What you are asked to do: Pick out all lines with the word "warning" from the records that follow.

== Material for the task ==

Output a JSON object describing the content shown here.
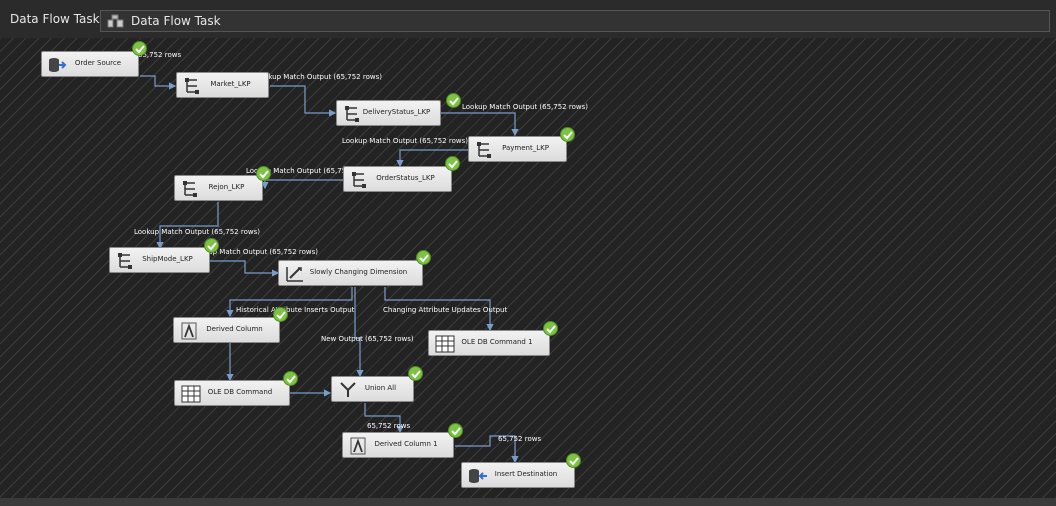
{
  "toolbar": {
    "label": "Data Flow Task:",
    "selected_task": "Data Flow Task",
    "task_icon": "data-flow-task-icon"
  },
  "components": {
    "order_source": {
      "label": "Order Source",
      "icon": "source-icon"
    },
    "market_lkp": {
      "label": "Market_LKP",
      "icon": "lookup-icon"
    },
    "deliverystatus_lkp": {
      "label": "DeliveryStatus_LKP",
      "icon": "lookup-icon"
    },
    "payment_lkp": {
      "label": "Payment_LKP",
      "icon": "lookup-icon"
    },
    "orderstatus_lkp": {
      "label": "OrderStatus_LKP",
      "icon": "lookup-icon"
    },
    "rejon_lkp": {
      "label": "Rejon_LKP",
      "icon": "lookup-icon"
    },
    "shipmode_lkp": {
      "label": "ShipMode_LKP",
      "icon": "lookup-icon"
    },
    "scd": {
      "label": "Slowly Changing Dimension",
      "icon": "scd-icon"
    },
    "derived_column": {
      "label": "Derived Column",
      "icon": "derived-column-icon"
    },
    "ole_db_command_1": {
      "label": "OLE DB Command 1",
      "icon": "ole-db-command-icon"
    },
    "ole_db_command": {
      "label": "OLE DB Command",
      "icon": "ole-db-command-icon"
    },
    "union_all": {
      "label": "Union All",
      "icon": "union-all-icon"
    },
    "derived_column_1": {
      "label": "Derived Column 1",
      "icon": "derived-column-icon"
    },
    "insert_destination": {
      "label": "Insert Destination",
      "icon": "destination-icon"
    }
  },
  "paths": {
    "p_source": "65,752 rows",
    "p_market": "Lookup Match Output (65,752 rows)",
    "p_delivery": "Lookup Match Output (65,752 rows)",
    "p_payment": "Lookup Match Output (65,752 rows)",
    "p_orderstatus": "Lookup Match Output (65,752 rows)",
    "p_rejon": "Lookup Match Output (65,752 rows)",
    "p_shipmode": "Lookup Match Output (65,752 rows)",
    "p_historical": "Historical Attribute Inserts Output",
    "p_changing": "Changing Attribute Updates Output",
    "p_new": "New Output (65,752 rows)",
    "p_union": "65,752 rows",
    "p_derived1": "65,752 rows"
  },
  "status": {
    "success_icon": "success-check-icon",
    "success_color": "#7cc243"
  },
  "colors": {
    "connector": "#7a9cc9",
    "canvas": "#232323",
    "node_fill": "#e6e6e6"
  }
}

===
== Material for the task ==

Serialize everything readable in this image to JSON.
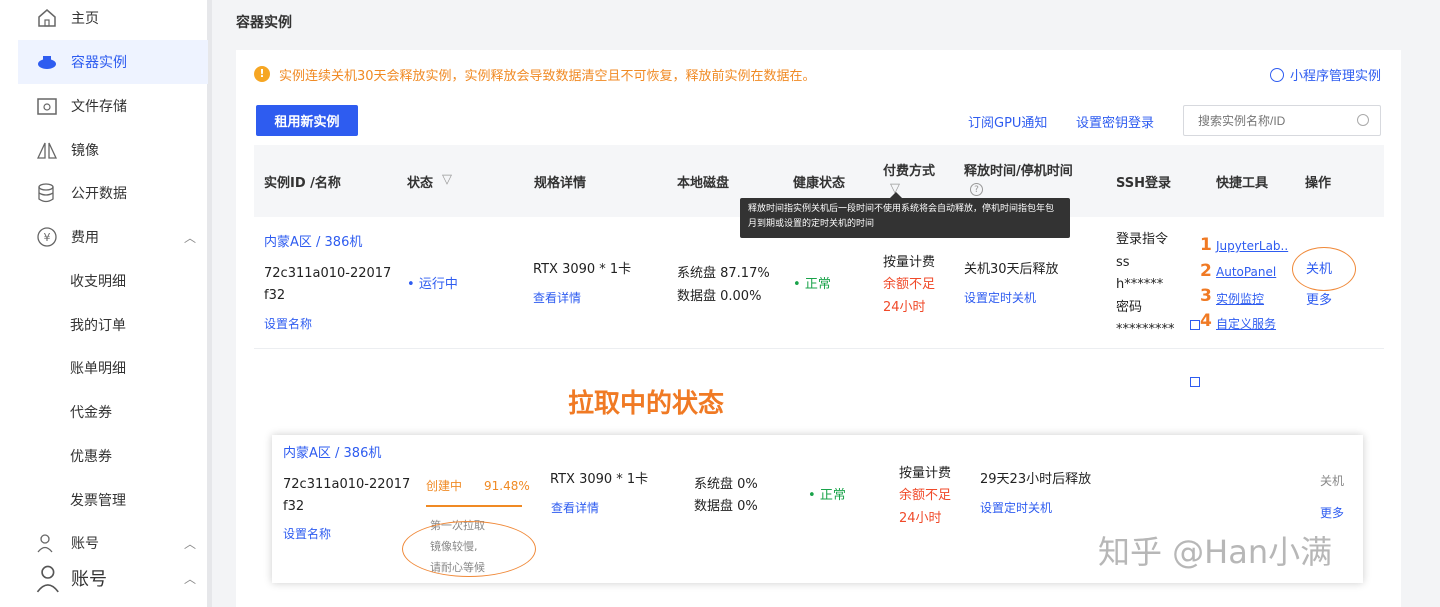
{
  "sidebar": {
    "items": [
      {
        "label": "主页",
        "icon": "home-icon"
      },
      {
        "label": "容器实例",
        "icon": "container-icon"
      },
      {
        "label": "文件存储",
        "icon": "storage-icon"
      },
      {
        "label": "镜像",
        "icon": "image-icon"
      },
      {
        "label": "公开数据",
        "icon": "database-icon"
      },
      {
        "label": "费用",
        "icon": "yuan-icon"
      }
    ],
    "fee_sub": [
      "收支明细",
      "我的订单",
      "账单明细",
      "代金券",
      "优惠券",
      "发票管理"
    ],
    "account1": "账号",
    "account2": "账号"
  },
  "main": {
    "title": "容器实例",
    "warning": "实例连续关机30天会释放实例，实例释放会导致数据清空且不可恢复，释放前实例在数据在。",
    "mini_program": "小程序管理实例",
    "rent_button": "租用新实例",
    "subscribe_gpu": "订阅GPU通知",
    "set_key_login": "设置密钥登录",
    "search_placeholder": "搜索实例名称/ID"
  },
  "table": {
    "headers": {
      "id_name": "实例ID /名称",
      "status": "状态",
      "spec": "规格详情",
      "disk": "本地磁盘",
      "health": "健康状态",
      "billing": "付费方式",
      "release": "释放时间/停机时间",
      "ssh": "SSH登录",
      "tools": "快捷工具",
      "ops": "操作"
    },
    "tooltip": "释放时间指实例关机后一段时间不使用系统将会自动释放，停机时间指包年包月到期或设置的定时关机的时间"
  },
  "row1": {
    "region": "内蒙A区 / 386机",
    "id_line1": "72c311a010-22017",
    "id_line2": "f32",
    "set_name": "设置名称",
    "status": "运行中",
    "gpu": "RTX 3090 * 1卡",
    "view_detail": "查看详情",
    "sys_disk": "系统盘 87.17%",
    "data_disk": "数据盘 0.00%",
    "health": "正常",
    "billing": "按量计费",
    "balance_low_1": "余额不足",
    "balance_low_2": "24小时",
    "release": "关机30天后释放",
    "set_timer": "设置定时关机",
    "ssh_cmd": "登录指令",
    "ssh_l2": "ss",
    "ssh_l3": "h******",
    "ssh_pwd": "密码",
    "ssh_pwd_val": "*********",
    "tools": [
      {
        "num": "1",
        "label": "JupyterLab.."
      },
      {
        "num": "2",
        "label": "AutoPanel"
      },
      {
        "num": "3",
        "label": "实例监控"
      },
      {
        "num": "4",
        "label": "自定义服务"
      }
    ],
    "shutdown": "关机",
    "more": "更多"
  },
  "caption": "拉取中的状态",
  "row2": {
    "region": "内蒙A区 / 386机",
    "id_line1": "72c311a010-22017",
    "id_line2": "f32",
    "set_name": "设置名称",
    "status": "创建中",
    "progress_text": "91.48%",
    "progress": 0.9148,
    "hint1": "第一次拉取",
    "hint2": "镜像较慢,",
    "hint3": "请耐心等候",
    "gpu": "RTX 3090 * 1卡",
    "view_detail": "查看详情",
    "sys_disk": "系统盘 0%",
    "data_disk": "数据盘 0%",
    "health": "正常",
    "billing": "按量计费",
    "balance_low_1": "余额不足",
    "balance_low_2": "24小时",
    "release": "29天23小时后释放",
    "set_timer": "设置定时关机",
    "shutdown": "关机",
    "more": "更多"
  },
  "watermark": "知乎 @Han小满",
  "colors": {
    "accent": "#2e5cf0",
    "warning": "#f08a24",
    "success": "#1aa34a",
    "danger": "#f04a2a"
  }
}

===

Result of this task:
    "warning": "实例连续关机30天会释放实例，实例释放会导致数据清空且不可恢复，释放前实例在数据在。",
    "warning": "#f08a24",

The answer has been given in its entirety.